If his outings as Inspector Clouseau are the most iconic efforts in the Peter Sellers canon, and his performances in Dr Strangelove and Being There are his best comic-dramatic work, then After The Fox is the unloved black sheep of the star’s best work. An ingenious debunking of the pretentions of international cinema in 1966, it’s a sunny, clever film that mixes neat character comedy with trenchant satire of the film-making process.
We kick off with a catchy theme song by Burt Bacharach that you’ll never forget; charged with creating something as ear-wormy as Henri Mancini’s Pink Panther theme or What’s New Pussycat, this call-and-response number does the job, complete with a wily animated fox in the titles. After a desert heist, things settle down with a prison scene, in which we see inmate The Fox aka Aldo Vanucci passing bread, wine and cigarettes to his visitors; he’s so smart, his life is better in prison than it would be is outside. The Fox even returns the keys to his cell to the jailer; he’ll only come out when he’s ready. But family matters intervene, and when he seeks to reconnect with his bingo-loving mother and sister Gina (Britt Ekland), the Fox is engaged in a reverse heist, where he’ll smuggle gold bullion ashore in a quaint Italian seaside town under the guise of directing a film. In a post-modern touch that meta-master Italo Calvino would have appreciated, the Fox ventures to Rome’s Cinecitta studios, where he steals cranes, cameras and film from under the nose of Vittorio de Sica, the film-making legend who actually directed this film.
Neil Simon’s script then moves nimbly to chronicle the Fox’s adventures as he hires a fading US star Tony Palmer (Victor Mature), and starts filming in an attempt to disguise his smuggling activity. Of course, the Fox knows nothing about movie-making, and the nonsense directions he provides offer a pitch-perfect parody of the pretentions of Italian neo-realist cinema, drawing sights on Antonioni, Pasolini, Fellini, Rossellini and even De Sica himself. He directs his game cast to do nothing, as a trenchant comment on the meaningless of modern life; it’s worth noting that some of the shooting techniques seen here reflect the way that Italian films were made in the 40’s and 50’s. Of course, the locals are enthused, and follow his wayward instructions with a smile, notably the police captain who endlessly interrupts to get his mug in front of the camera to try out his one and only line; “Good morning!’
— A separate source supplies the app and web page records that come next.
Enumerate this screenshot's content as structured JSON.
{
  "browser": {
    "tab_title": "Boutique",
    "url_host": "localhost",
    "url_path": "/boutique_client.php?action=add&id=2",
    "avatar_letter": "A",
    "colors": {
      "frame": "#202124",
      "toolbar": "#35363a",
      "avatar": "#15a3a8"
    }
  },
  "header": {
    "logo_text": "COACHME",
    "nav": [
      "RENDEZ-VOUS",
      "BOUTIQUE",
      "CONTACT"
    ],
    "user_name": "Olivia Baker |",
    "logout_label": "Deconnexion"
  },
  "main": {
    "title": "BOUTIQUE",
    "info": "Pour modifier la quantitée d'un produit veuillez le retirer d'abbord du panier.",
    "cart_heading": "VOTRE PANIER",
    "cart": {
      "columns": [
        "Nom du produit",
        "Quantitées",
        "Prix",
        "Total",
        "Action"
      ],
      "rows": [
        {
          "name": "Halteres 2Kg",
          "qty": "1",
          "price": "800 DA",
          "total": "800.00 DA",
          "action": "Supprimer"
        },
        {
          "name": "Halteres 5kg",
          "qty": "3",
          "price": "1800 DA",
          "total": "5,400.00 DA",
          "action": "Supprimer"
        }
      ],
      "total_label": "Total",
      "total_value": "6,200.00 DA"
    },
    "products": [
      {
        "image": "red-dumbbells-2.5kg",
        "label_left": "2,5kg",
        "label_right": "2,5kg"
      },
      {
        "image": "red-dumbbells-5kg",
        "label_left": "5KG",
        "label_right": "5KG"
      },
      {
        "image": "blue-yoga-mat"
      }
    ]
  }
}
The Fox is a master of disguise, and Sellers enjoys a dressing-up box of costumes, from policemen to priests, but he doesn’t mug or overplay in the way that blighted his later films, This is peak Sellers as the vain-glorious auteur Aldo Vanucci, mixing up his light-meter and his megaphone, wheedling and canoodling to great effect. Ekland matches him with ingénue energy as his vain sister, while Mature’s send up of himself is priceless. While the fog-bound car-chase is one of the few scenes referencing The Pink Panther directly, the climax is a real-one off; the Fox, and his friends are arrested, and put on trial, with the film he’s made used as evidence. The film unspools to the stunned courtroom, a recorded ragbag of bloopers, mis-takes and general chaos unfold, a catalogue of amateurism and sheer ineptitude, only to be acclaimed by an in-house film-critic as a masterpiece. After The Fox is a witty rebuke to the excesses of international cinema, and a lush, accomplished comedy that provokes genuine mirth.
The BFI package offers a welcome lockdown interview with the super-glam Ekland, who retains her inimitable spark; ‘I want to challenge Covid’ she explains with some pep as she rues her part in a cancelled play. Otherwise, an insightful commentary by Vic Pratt on Sellers’ development is unwisely combined with a slide-show stills-gallery creating some cognitive dissonance. But who’s complaining? Hopefully this spanking restoration of this wrongly neglected film will cement its reputation as one of the underrated comedies of all time.
After The Fox has a fresh BFI DVD and blu-ray release on 21 September 2020.
Thanks to the BFI for access to this blu-ray.